- 281 clauses – the actual ‘law’
- 22 schedules the details and regulations need to make it work.
Click here to read Stephen Blann’s notes on each part and schedule in brackets to distinguish it from the tiles of each part / schedule and any explanatory notes in the Bill.
The Bill itself can be downloaded at the UK Parliament website http://services.parliament.uk/bills/2010-11/healthandsocialcare.htmlback to top
Healthy Lives, Healthy People: Transparency in Outcomes Proposals for a Public Health Outcomes Framework
The Department of Health published a public health white paper in the autumn and as with the NHS white paper. It is also consulting on an outcomes framework for public health. You can download a copy of the consultation from the Department of Health website as well as respond online.
As with the NHS white paper Outcomes Framework there are five ‘domains’ of broad aspirations each with a series of proposed indicators – these are the proposed domains for public health:
Domain 1: Health protection and resilience
Domain 2 Tackling the wider determinants of health
Domain 3: Health improvement
Domain 4: Prevention of ill health
Domain 5: Healthy life expectancy and preventable mortality
You can read briefing by Stephen Blann, Policy & Networks Officer, on CLB’s website.
The deadline for comments is the 31 March 2011.back to top
Alongside the public health white paper – Healthy Lives, Healthy People, the Government has just published a consultation on how the new public health service will be funded.
Public health services will be funded by a new public health budget, separate from the budget managed through the NHS Commissioning Board for Healthcare, to ensure that investment in public health is ring-fenced. Public Health England will fund public health activity three ways:
- allocating funding to local authorities;
- commissioning services via the NHS Commissioning Board; or
- commissioning or providing services itself.
You can read a briefing by Stephen Blann, Policy & Networks Officer, on the CLB website.
The consultation closes on 31st March 2011.back to top

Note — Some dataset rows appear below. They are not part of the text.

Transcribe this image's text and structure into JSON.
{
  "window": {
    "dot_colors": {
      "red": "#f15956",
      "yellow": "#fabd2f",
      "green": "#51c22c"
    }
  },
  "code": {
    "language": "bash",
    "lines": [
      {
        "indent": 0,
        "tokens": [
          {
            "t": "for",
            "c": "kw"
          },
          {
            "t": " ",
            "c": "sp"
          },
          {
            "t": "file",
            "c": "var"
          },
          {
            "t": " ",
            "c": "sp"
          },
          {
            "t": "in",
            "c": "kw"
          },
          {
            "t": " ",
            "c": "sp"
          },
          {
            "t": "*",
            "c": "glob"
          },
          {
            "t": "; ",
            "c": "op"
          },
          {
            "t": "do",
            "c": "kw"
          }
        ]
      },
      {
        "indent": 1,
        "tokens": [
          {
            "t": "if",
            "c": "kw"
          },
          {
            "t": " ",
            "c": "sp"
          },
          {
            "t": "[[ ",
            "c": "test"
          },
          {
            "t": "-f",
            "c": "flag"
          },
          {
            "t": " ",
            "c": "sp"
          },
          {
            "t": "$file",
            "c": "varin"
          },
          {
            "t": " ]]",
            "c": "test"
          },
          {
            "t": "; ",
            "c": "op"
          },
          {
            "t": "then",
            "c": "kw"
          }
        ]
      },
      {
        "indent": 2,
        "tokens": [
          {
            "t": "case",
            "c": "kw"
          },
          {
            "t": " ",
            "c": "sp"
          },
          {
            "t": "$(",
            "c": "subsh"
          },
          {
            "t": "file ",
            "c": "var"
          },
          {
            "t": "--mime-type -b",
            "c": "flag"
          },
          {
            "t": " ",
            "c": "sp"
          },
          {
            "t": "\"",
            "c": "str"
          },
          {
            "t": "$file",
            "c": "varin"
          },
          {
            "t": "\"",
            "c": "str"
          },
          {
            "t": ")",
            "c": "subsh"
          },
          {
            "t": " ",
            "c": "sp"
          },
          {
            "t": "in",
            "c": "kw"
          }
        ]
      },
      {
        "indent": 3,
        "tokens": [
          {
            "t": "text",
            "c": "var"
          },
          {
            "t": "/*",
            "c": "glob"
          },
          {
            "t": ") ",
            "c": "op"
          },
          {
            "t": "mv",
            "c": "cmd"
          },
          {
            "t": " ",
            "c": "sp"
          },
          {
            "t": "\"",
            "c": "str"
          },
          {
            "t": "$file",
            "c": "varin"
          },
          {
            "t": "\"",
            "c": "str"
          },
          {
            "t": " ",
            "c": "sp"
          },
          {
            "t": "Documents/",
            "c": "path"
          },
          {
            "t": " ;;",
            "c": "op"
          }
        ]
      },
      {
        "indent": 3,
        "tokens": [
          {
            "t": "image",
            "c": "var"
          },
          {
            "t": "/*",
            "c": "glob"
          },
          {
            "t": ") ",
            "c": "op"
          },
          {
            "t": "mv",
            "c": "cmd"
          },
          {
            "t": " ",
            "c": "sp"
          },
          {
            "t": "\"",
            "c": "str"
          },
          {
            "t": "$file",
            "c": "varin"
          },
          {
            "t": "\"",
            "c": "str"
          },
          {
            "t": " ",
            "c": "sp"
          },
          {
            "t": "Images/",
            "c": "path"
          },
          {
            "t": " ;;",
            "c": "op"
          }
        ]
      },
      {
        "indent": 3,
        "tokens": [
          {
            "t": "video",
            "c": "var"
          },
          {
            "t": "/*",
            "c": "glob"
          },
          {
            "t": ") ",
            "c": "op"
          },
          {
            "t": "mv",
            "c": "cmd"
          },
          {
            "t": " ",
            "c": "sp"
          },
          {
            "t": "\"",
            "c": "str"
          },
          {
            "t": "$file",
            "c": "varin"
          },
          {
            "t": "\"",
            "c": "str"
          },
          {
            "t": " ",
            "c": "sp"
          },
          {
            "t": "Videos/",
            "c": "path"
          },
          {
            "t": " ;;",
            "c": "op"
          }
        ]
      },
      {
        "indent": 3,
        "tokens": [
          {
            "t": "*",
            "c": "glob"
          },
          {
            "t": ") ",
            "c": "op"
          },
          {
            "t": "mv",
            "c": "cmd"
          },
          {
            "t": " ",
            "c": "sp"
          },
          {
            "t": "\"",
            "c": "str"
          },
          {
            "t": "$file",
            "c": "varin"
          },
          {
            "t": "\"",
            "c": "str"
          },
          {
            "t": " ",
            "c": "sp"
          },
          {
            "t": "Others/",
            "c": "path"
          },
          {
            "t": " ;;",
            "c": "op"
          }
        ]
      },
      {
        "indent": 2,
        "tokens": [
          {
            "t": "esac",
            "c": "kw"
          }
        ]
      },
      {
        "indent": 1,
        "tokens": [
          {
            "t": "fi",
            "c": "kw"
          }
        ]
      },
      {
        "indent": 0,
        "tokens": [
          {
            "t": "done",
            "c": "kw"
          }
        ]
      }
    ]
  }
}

The Government conducted a very short consultation – a month either side of Christmas – on proposals to change public sector commissioning. The aim is to increase the role of the voluntary sector and asocial enterprise in public service delivery. A number of organisations submitted formal responses. The thrust of these was that whilst government may want to open up local services for delivery by voluntary organisations, it should be for communities and organisations to decide if it is appropriate for them. There is concern about what “payment by results” really means – who is defining the results? Follow the links to download the NCVO response and the NAVCA response. You can also read the green paper itself on the Cabinet Office websiteback to top